REQUIRED WORK:
Go line by line through the entries and show those that hold the string "settings".

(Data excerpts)
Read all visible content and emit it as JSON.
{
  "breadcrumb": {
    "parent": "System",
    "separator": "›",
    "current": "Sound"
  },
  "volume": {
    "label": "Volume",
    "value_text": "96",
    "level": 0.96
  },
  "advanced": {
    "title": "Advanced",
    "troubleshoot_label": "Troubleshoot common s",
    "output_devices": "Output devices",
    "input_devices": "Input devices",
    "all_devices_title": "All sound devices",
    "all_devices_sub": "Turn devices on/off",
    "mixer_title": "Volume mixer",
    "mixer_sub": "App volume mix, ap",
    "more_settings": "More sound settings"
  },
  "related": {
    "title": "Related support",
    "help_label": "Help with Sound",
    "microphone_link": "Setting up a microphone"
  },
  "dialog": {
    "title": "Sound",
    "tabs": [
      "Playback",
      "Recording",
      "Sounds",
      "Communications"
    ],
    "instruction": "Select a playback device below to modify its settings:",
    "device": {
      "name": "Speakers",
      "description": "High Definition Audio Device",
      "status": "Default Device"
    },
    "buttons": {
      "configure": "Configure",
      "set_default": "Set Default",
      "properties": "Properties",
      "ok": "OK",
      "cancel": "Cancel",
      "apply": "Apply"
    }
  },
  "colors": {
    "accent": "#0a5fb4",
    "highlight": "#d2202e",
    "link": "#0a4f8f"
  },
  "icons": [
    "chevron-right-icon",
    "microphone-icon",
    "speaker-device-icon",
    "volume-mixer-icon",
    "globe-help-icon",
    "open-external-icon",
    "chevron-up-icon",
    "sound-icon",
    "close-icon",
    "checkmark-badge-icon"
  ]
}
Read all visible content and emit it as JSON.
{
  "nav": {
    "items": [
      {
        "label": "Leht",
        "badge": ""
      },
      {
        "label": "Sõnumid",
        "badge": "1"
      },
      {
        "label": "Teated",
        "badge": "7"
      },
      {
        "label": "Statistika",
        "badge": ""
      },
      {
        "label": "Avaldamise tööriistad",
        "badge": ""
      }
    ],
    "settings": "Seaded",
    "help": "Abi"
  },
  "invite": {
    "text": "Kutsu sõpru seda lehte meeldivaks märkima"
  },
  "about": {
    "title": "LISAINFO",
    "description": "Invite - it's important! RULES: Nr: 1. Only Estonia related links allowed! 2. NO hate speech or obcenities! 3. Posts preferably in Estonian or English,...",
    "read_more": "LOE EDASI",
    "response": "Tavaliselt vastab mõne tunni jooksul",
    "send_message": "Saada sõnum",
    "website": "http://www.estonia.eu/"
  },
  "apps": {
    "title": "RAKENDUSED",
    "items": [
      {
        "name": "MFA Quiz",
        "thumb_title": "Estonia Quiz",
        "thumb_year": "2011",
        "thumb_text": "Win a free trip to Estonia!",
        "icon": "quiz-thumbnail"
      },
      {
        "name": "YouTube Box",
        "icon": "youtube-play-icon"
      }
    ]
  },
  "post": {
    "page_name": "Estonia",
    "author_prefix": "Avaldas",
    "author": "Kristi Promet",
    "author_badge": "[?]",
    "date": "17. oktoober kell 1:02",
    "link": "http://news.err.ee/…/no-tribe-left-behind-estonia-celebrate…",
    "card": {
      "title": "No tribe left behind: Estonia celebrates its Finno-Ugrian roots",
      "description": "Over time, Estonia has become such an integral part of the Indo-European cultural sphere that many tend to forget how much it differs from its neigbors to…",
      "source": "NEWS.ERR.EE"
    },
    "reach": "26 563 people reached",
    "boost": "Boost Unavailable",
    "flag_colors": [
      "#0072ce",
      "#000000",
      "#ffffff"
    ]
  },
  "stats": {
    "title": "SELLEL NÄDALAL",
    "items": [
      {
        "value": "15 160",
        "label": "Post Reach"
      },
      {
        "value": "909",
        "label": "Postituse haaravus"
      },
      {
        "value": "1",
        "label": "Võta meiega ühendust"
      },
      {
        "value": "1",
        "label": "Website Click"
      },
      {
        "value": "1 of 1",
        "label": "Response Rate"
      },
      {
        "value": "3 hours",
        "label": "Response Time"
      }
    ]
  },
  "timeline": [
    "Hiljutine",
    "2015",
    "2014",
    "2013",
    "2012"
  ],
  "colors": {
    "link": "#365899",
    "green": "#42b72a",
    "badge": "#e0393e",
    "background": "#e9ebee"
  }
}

RESPONSE TO THIS EXERCISE:
    "more_settings": "More sound settings"
    "instruction": "Select a playback device below to modify its settings:",
    "settings": "Seaded",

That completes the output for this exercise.